# TASK GOAL:
Every line of the data that includes "screenshot" should be copied out.

# RECORDS FOR PROCESSING:
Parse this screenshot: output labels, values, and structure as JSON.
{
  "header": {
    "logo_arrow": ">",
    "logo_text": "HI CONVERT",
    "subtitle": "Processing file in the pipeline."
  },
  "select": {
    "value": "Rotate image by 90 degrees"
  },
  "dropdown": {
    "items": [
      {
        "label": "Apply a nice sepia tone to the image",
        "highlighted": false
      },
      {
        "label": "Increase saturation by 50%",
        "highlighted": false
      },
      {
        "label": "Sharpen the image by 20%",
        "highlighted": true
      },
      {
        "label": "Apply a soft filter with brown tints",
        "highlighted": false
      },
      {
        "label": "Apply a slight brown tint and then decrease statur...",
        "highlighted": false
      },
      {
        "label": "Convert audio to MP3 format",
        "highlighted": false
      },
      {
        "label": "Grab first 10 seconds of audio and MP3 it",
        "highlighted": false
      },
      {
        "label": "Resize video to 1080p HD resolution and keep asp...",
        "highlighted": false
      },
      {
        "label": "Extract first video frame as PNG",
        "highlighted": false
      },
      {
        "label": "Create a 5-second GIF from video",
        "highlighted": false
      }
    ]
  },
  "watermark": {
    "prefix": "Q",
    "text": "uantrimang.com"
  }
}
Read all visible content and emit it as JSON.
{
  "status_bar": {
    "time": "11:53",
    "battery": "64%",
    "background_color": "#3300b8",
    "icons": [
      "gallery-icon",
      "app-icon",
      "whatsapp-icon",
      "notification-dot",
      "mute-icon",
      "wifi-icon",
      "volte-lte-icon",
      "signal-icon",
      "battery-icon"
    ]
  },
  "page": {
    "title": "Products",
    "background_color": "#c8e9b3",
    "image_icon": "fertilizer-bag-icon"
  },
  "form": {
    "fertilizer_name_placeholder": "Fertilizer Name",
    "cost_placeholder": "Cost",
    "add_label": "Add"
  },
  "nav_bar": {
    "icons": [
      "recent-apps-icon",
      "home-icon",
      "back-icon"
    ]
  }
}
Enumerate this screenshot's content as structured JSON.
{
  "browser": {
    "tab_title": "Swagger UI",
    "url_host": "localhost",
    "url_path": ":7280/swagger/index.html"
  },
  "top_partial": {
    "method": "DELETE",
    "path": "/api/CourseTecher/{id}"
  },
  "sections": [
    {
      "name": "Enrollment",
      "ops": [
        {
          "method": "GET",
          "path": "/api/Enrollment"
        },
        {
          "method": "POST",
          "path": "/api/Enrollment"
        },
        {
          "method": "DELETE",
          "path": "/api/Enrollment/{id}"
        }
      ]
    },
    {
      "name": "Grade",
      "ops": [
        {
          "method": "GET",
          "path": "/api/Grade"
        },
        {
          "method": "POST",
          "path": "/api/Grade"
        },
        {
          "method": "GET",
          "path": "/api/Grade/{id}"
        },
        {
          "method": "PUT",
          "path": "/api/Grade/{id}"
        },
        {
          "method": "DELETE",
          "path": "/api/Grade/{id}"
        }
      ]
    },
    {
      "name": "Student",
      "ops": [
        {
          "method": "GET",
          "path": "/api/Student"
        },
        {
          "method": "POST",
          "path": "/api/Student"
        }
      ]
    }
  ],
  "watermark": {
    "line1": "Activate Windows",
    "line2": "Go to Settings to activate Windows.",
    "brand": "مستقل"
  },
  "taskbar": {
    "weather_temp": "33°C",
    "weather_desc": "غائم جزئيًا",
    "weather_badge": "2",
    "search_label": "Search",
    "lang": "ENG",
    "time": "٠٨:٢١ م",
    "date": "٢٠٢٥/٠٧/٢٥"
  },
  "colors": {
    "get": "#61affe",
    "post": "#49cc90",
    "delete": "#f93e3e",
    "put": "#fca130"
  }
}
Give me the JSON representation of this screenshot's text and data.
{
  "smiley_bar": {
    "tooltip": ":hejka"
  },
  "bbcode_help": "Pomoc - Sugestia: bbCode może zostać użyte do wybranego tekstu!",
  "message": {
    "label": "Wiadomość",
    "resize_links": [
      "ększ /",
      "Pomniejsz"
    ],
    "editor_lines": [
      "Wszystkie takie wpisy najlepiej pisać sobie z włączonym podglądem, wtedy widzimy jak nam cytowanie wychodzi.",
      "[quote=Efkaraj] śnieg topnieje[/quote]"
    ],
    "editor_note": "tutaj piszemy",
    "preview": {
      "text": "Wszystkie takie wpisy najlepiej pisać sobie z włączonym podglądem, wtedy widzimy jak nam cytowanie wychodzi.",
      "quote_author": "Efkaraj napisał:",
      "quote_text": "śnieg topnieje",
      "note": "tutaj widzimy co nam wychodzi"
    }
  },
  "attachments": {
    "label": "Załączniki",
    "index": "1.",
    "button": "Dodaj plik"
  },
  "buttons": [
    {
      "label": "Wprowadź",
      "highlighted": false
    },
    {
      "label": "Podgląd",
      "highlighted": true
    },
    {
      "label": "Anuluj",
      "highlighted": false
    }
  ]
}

# WRITTEN ANSWER:
Parse this screenshot: output labels, values, and structure as JSON.
Enumerate this screenshot's content as structured JSON.
Give me the JSON representation of this screenshot's text and data.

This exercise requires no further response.